• **TO DO**
Retype each line below without a single alteration.
===== EXERCISE INPUT
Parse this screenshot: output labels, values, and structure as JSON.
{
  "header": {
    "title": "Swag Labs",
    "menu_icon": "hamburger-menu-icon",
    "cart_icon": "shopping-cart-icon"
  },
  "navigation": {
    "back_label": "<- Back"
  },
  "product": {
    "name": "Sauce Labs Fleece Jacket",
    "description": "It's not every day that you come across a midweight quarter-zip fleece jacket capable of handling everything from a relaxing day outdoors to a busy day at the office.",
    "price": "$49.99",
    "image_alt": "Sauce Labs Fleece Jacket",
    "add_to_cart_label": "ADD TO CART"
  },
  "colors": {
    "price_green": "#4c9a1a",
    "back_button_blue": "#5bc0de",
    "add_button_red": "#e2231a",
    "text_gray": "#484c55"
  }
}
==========
• **YOUR SOLUTION**
Parse this screenshot: output labels, values, and structure as JSON.
{
  "header": {
    "title": "Swag Labs",
    "menu_icon": "hamburger-menu-icon",
    "cart_icon": "shopping-cart-icon"
  },
  "navigation": {
    "back_label": "<- Back"
  },
  "product": {
    "name": "Sauce Labs Fleece Jacket",
    "description": "It's not every day that you come across a midweight quarter-zip fleece jacket capable of handling everything from a relaxing day outdoors to a busy day at the office.",
    "price": "$49.99",
    "image_alt": "Sauce Labs Fleece Jacket",
    "add_to_cart_label": "ADD TO CART"
  },
  "colors": {
    "price_green": "#4c9a1a",
    "back_button_blue": "#5bc0de",
    "add_button_red": "#e2231a",
    "text_gray": "#484c55"
  }
}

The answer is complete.